Paris, April 24 (IANS) France's defeated political establishment has begun to rally against far-right leader Marine Le Pen as she goes head-to-head against political newcomer Emmanuel Macron in the final race for the French presidency on May 7.
As Le Pen celebrated the highest-ever voting tally for her Front National (NF) party, candidates knocked out in the first round began to endorse Macron, who ended his insurgent campaign with a first-place finish that confounded expectations, CNN reported.
Anti-EU Le Pen received 21.42 per cent of votes, while Macron was leading in the first election round with 23.86 per cent, according to the preliminary results, published by the French Interior Ministry as having 97 per cent of votes counted.
Both go through to a runoff on May 7.
The result amounted to a comprehensive rejection of traditional politics in France.
It is the first time in six decades that neither of France's main left-wing or right-wing parties has had a candidate in the second round.
Francois Fillon, the mainstream Republican candidate whose campaign foundered amid corruption allegations, emerged swiftly from his defeat with words of support for Macron.
"I promise you, extremism can only bring unhappiness and division to France," he said, describing the National Front as a party of "violence" and "intolerance."
"There is no other choice but to vote against the far right," he said.
The Socialist Party's candidate, Benoît Hamon, also warned against a Le Pen victory.
"I appeal to you in the strongest terms to beat the National Front by voting for Emmanuel Macron, even though he is not part of the Left," Hamon wrote on Twitter.
French Prime Minister Bernard Cazeneuve tweeted his support for Macron, calling on voters to back him in the second round "to combat the National Front's disastrous project to take France backwards and to divide the French people".
Government spokesperson Stephane Le Foll said that incumbent President Francois Hollande will also vote for Macron.

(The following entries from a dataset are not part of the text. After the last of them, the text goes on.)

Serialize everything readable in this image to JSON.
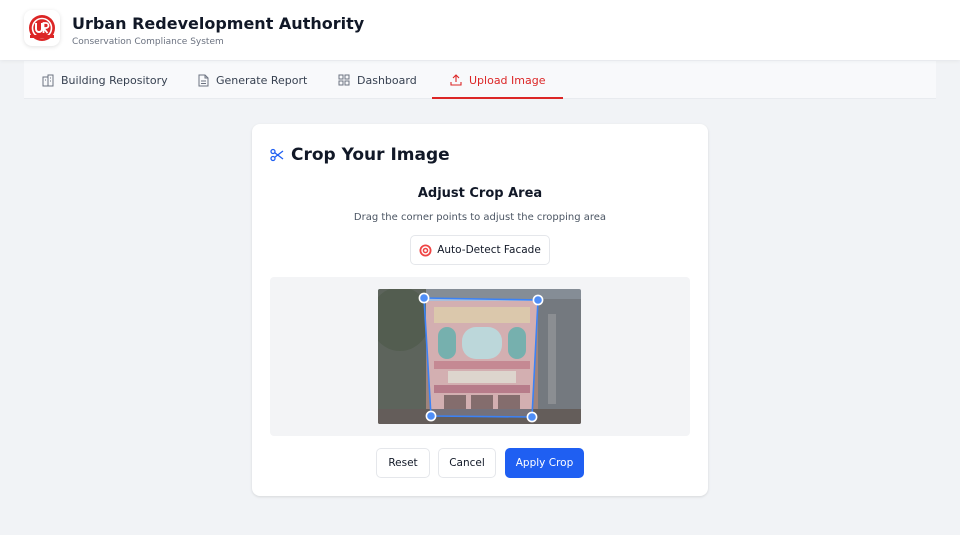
{
  "header": {
    "title": "Urban Redevelopment Authority",
    "subtitle": "Conservation Compliance System",
    "logo_text": "UR",
    "brand_color": "#dc2626"
  },
  "nav": {
    "tabs": [
      {
        "label": "Building Repository",
        "icon": "building-icon",
        "active": false
      },
      {
        "label": "Generate Report",
        "icon": "document-icon",
        "active": false
      },
      {
        "label": "Dashboard",
        "icon": "dashboard-grid-icon",
        "active": false
      },
      {
        "label": "Upload Image",
        "icon": "upload-icon",
        "active": true
      }
    ],
    "active_color": "#dc2626"
  },
  "card": {
    "title": "Crop Your Image",
    "title_icon": "scissors-icon",
    "section_title": "Adjust Crop Area",
    "section_desc": "Drag the corner points to adjust the cropping area",
    "auto_detect_label": "Auto-Detect Facade",
    "auto_detect_icon": "target-icon",
    "image_alt": "Shophouse facade photo",
    "handle_color": "#3b82f6"
  },
  "actions": {
    "reset_label": "Reset",
    "cancel_label": "Cancel",
    "apply_label": "Apply Crop",
    "apply_color": "#1f5ff2"
  }
}
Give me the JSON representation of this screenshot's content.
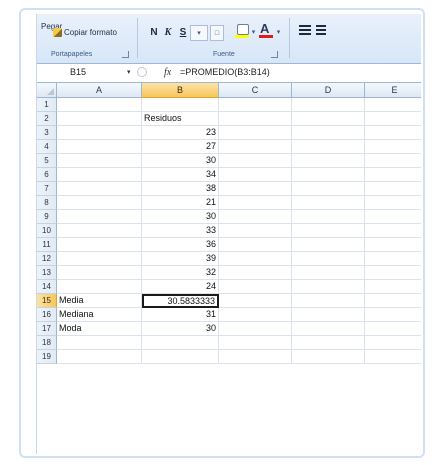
{
  "ribbon": {
    "paste_label": "Pegar",
    "copy_format_label": "Copiar formato",
    "clipboard_group_label": "Portapapeles",
    "font_group_label": "Fuente",
    "bold_label": "N",
    "italic_label": "K",
    "underline_label": "S",
    "font_color_letter": "A",
    "fill_color": "#ffff00",
    "font_color": "#e01b1b"
  },
  "formula_bar": {
    "name_box": "B15",
    "fx_label": "fx",
    "formula": "=PROMEDIO(B3:B14)"
  },
  "sheet": {
    "columns": [
      "A",
      "B",
      "C",
      "D",
      "E"
    ],
    "selected_column": "B",
    "selected_row": "15",
    "rows": [
      {
        "num": "1",
        "a": "",
        "b": ""
      },
      {
        "num": "2",
        "a": "",
        "b": "Residuos"
      },
      {
        "num": "3",
        "a": "",
        "b": "23"
      },
      {
        "num": "4",
        "a": "",
        "b": "27"
      },
      {
        "num": "5",
        "a": "",
        "b": "30"
      },
      {
        "num": "6",
        "a": "",
        "b": "34"
      },
      {
        "num": "7",
        "a": "",
        "b": "38"
      },
      {
        "num": "8",
        "a": "",
        "b": "21"
      },
      {
        "num": "9",
        "a": "",
        "b": "30"
      },
      {
        "num": "10",
        "a": "",
        "b": "33"
      },
      {
        "num": "11",
        "a": "",
        "b": "36"
      },
      {
        "num": "12",
        "a": "",
        "b": "39"
      },
      {
        "num": "13",
        "a": "",
        "b": "32"
      },
      {
        "num": "14",
        "a": "",
        "b": "24"
      },
      {
        "num": "15",
        "a": "Media",
        "b": "30.5833333"
      },
      {
        "num": "16",
        "a": "Mediana",
        "b": "31"
      },
      {
        "num": "17",
        "a": "Moda",
        "b": "30"
      },
      {
        "num": "18",
        "a": "",
        "b": ""
      },
      {
        "num": "19",
        "a": "",
        "b": ""
      }
    ]
  },
  "colors": {
    "header_selected": "#f7c65d",
    "ribbon_bg": "#d7e6f7",
    "grid_line": "#dbe2ea"
  }
}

The European Union's head office said France faces a choice between the defence of the EU and those "seeking its destruction", the Telegraph reported.
The European Commission also waded into the contest as Macron was described as a "French John F. Kennedy" - while Le Pen accused him of being "weak" in the fight against Islamic terrorism.
Describing how circumstances had forced the hand of its President, Jean-Claude Juncker, a European Commission spokesman said "the choice was a fundamental one", adding that Macron represents the pro-European values while Le Pen "seeks its destruction".
Alexander Lambsdorff, a vice president of the European Parliament described Macron as a "French John F. Kennedy" and said his first-round victory is good news for Europe.
A spokesman for German Chancellor Angela Merkel said the boost for Macron shows "France AND Europe can win together!", while Sigmar Gabriel, the German Foreign Minister, said a Macron victory would signal a "new beginning for Europe".
Macron, who quit current Hollande's Socialists only last year ago to launch En Marche party, described himself as the "patriotic choice for France" in a victory speech to his supporters.
His party pushes a liberal, pro-EU agenda.
His rival, Le Pen, took over the FN leadership from her father in January 2011.
Her party wants to slash immigration, clamp down on free trade, and overturn France's relationship with Europe.
Following the first round results, Le Pen made an "appeal to all patriots", saying a vote for her was the key to the "survival of France".
Meanwhile, French police said six officers and three demonstrators were injured during election night violence.
Police said on Monday they had detained 29 people in the unrest between protesters and police at the Place de la Bastille in Paris.
Activists in Toulouse, Lyon, Bordeaux and Grenoble also staged protests that turned violent.
Also, stocks in France and exchanges in European markets opened with rosy note on Monday at the prospect of Macron winning the second round of presidential elections.
The euro jumped to a five-month high after the first round of voting.